You know where it comes from ie the doctor hits just below your knee with a surgical tool and the reflex jerks the leg out below in a kind of kick. (Please don’t try this at home with a sledge hammer.) It has come to mean when something plays into what I might call the top of the mind and we respond too fast and often, ill advisedly. The actor Matt Damon
was quoted as saying he stays away from twitter because he is the sort of person who would respond one way and communicate that, then reflect and regret it – by which time (twitch time?) whatever it is has gone half way round the world.
One day this week I went up the road in the windy dark and as I rounded the corner, I felt I had stepped into a terrifying silent film. I could hardly see the soundless figure, black on black, there were distended eyes in a wrecked face. There was shock – the man didn’t expect me anymore than I expected him – and my feet kept on walking, good old feet. Later that day, residents were leafletted with information about a Proposed Public Space Protection Order in reference to street drinking which is becoming a problem to people living and working in the area. The order gives police the right to confiscate alcohol in the street within the designated area, under the heading of our old friend antisocial behaviour.
I went to respond to the email address to endorse the idea. And then as I walked back to the kitchen, I thought “ – And then what ? What do the police do with the offenders when they have arrested them ?” Alcohol services in London and everywhere else are staggering, public money is cut, police services are strained and recalcitrant drinkers will find a way. But the email address on the printed form was one of two errors and my email was returned. Arrested kneejerk. Chastening.
And then I thought further, struck by Mary Dejevsky writing in the Inde about how she had heard Justin Forsyth, head of Save the Children arguing for the UK to admit a further 3,000 unaccompanied refugee children. The plea was cogent and generous, she said but far from persuading her, it made her unsure that anybody could resist. And that was what bothered her.
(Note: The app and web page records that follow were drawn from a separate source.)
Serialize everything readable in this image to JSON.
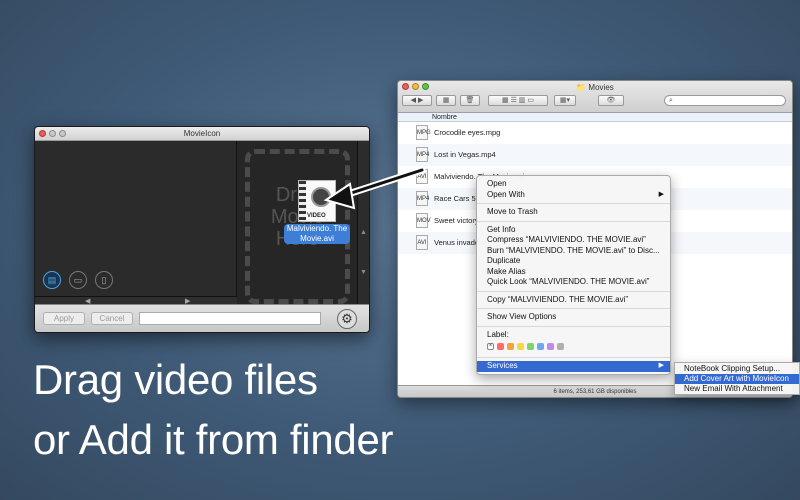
{
  "movieicon_window": {
    "title": "MovieIcon",
    "drop_zone_text": [
      "Drag",
      "Movie",
      "Here"
    ],
    "toolbar": {
      "apply_label": "Apply",
      "cancel_label": "Cancel",
      "path_value": ""
    }
  },
  "dragged_file": {
    "badge": "VIDEO",
    "label_line1": "Malviviendo. The",
    "label_line2": "Movie.avi"
  },
  "finder_window": {
    "title": "Movies",
    "search_placeholder": "",
    "column_header": "Nombre",
    "files": [
      {
        "name": "Crocodile eyes.mpg",
        "icon": "MPG"
      },
      {
        "name": "Lost in Vegas.mp4",
        "icon": "MP4"
      },
      {
        "name": "Malviviendo. The Movie.avi",
        "icon": "AVI"
      },
      {
        "name": "Race Cars 5.mp4",
        "icon": "MP4"
      },
      {
        "name": "Sweet victory",
        "icon": "MOV"
      },
      {
        "name": "Venus invaders",
        "icon": "AVI"
      }
    ],
    "status": "6 items, 253,61 GB disponibles"
  },
  "context_menu": {
    "items": [
      "Open",
      "Open With",
      "Move to Trash",
      "Get Info",
      "Compress “MALVIVIENDO. THE MOVIE.avi”",
      "Burn “MALVIVIENDO. THE MOVIE.avi” to Disc...",
      "Duplicate",
      "Make Alias",
      "Quick Look “MALVIVIENDO. THE MOVIE.avi”",
      "Copy “MALVIVIENDO. THE MOVIE.avi”",
      "Show View Options",
      "Label:",
      "Services"
    ],
    "label_colors": [
      "#ff6b6b",
      "#f7a23b",
      "#f4d84a",
      "#7ed36b",
      "#6fa8ef",
      "#c18ae6",
      "#b0b0b0"
    ]
  },
  "services_submenu": {
    "items": [
      "NoteBook Clipping Setup...",
      "Add Cover Art with MovieIcon",
      "New Email With Attachment"
    ]
  },
  "caption": {
    "line1": "Drag video files",
    "line2": "or Add it from finder"
  }
}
She went on to spell out how such good intentions could be abused, that parents might abandon their children to save them, and then reappear to claim them later – a legal nightmare and painful for everybody concerned. That the children we imagine would be young , vulnerable and as such, appealing – might not be so amenable. They might already have ideas very far from what we attribute to them. They will be displaced and there will be language problems, the root of more troubles that I can list. She pointed out that when the US made the admittance of unaccompanied minors mandatory, the numbers of those abused, exploited and killed on the way went up too.
And then there is the care these children will need – extra help, extra time, extra support, all of which will cost extra money – from a system staggering under current domestic demand. We don’t do well by many children in need in our own population. And, no matter whose children we are talking about – yours, mine, theirs, refugees – they need homes, care, sometimes special care, education and places to live, time and hope, all on a continuum. And policing in the best sense because the movement of a number of vulnerable children will bring the paedophiles and the abusers, sniffing about and employing all their considerable malign skills to accomplish what they want – a child without attachment, a child who can’t be heard.